New dashboards added to Housing Data Hub shine a light on housing problems in the Kansas City region

Aug 14, 2023
| Posted in

These pages cover:

  • Housing problems provides an overview of all HUD-defined housing problems.
  • Overcrowding explores the issue of more than one inhabitant per room in a housing unit.
  • Cost burden shows data on households spending more than 30% of their income on housing.

They draw on the Comprehensive Housing Affordability Strategy (CHAS) data. CHAS data consists of custom tabulations of American Community Survey (ACS) data from the U.S. Census Bureau provided to the U.S. Department of Housing and Urban Development (HUD). This data demonstrates the extent of housing problems and housing needs, particularly for low-income households. The pages on the Housing Data Hub feature the most recent version of this data from 2015 – 2019.

CHAS categorizes five types of housing problems: Lacks complete plumbing or kitchen; overcrowding; severe overcrowding; cost burden; and severe cost burden. Of these challenges, cost burden and severe cost burden are the most common across every county in the region, as can be seen in the brown and tan areas of the chart below. This data may be found on Housing Data Hub on the Housing Problems page in the Supply section:

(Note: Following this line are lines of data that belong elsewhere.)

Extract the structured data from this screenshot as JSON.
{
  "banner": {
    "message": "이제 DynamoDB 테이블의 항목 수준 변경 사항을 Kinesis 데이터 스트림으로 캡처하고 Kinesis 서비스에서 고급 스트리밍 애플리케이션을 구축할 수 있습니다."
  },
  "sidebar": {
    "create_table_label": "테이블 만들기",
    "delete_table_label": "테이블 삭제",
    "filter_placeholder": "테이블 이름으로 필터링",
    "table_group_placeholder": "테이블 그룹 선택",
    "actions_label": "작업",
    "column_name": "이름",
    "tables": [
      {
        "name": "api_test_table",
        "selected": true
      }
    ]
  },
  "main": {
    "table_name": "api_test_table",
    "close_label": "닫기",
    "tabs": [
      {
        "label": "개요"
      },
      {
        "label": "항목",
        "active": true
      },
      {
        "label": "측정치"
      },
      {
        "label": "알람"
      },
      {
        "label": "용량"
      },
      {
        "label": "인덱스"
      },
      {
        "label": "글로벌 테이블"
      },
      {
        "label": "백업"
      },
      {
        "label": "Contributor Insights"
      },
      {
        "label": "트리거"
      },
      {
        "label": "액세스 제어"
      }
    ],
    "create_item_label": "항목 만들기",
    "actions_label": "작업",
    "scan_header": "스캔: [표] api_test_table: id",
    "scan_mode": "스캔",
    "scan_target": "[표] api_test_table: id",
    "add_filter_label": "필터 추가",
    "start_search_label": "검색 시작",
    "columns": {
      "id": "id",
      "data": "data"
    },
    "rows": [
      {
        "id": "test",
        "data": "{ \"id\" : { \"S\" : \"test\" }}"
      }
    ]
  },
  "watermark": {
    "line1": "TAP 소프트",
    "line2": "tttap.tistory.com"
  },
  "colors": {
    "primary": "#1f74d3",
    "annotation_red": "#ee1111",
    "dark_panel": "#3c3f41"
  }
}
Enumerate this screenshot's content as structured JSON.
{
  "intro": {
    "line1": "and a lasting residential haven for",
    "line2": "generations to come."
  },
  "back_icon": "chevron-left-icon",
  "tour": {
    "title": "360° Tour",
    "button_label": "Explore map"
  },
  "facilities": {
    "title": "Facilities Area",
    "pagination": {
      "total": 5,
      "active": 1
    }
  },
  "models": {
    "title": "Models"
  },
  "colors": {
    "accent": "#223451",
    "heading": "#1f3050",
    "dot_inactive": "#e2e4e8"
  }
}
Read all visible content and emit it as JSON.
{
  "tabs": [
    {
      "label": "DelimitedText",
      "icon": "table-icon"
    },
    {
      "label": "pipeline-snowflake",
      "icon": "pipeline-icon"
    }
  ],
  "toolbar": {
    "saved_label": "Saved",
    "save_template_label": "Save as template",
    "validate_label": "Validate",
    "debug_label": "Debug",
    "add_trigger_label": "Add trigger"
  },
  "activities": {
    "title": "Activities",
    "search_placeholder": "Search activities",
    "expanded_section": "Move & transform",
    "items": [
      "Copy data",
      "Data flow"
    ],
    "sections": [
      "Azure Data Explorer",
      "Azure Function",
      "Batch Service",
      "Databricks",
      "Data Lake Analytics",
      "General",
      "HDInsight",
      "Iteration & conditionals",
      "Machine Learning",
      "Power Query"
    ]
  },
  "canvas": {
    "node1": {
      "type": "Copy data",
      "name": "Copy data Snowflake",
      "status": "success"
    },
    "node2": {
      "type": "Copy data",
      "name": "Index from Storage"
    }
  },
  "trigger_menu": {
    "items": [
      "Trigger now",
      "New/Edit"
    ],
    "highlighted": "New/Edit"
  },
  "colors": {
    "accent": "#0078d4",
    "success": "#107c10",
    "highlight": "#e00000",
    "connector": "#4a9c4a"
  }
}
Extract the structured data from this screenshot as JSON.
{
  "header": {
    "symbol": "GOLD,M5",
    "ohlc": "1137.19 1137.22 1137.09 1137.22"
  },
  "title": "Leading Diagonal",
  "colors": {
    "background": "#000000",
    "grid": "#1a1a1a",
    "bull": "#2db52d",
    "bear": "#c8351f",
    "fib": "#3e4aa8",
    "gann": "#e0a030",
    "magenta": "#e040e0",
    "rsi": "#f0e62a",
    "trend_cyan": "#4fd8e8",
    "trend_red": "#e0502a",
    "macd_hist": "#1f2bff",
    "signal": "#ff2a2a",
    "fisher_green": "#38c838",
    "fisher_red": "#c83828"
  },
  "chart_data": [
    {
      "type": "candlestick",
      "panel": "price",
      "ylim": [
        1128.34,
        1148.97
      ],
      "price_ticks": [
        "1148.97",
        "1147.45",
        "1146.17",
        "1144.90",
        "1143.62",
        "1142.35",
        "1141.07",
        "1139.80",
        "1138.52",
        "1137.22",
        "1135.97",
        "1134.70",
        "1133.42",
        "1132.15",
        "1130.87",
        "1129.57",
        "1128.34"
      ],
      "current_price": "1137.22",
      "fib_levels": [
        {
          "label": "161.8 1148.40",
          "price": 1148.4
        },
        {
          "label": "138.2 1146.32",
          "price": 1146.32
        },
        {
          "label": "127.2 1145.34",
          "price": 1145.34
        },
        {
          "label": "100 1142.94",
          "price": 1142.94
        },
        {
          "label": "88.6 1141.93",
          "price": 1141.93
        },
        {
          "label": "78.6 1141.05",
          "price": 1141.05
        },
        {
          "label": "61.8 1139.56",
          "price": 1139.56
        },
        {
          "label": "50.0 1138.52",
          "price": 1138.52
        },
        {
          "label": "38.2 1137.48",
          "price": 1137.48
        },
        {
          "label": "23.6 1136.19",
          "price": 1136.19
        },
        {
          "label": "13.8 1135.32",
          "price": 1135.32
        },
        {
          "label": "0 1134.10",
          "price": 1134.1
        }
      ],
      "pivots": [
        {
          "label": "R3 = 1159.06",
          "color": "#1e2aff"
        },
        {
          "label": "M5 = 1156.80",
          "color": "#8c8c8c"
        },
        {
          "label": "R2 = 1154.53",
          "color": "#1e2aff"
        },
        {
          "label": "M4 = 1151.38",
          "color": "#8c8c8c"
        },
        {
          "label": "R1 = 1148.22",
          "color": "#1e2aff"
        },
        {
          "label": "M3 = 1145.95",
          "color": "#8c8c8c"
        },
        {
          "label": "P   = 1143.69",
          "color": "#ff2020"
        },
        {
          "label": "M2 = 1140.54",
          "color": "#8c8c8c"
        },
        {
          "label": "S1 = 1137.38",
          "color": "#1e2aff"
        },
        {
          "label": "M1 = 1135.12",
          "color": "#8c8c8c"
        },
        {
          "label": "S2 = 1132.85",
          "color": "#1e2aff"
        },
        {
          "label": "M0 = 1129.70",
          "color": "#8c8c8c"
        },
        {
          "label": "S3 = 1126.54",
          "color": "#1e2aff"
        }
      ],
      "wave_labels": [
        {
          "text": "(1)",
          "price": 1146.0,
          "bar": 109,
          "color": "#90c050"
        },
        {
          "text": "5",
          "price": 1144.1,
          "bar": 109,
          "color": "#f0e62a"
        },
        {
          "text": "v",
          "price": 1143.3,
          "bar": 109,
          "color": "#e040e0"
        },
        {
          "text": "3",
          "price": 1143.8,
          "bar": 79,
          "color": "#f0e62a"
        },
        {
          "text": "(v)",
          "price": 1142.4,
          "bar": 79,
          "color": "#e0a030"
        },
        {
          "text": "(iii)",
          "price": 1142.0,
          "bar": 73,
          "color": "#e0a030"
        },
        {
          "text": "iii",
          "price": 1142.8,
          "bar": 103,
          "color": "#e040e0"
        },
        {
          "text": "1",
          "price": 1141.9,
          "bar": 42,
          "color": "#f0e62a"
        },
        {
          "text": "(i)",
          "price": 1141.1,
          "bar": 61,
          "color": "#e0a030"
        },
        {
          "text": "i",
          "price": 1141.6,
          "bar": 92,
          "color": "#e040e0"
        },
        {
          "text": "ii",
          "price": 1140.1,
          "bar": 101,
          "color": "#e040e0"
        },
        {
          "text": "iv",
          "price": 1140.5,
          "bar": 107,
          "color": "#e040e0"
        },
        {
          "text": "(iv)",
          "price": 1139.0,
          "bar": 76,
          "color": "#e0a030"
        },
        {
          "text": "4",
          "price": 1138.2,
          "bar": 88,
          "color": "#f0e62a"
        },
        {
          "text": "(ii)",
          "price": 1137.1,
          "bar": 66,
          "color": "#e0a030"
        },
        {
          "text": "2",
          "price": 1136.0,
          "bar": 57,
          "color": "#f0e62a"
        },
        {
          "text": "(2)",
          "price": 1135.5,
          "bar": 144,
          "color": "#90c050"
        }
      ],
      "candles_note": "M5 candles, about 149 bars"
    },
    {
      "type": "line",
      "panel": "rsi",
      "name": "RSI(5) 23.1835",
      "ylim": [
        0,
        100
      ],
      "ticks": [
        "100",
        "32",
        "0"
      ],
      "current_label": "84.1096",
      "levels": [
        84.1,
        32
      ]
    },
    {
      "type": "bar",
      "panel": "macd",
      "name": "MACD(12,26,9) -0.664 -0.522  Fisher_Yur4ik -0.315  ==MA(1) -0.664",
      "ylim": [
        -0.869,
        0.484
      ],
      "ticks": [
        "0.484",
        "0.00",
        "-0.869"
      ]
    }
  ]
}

Users can further examine the issue of cost burden on the Cost Burden page. Here one can view cost burden across income groups, resident tenure and family types. Using the county-level geography dashboard, we can see cost burden affects low-income renters more than any other group. In the region, 90% of cost-burdened households are low-income. Renters account for 35% percent of all households in the region yet makeup more than 55% of regional households experiencing cost burden. 


The new Overcrowding page allows users to examine overcrowding across the same groupings. We see similar patterns to those in costburden where 65% of overcrowded households in the region are low-income, and over 65% of the area’s overcrowding is experienced by renters.


Users can choose a variety of geographies at which to explore the data, with tract, city and county-level summary options. Users can zoom to their particular area(s) of interest and compare across the region. At the tract level, the map element is useful in identifying areas with high concentrations of housing problems as defined in CHAS. The map below shows areas in Kansas City, Kansas, and Kansas City, Missouri, in blue, indicating over 40% of households with one or more housing problems within that census tract.


This type of information may be useful to community members to better understand the challenges their neighbors face, to non-profits when looking to target initiatives or apply for grant funding, or to municipalities and planners in problem definition and strategic planning.

We want to hear from you! Tell us how you will use these new pages.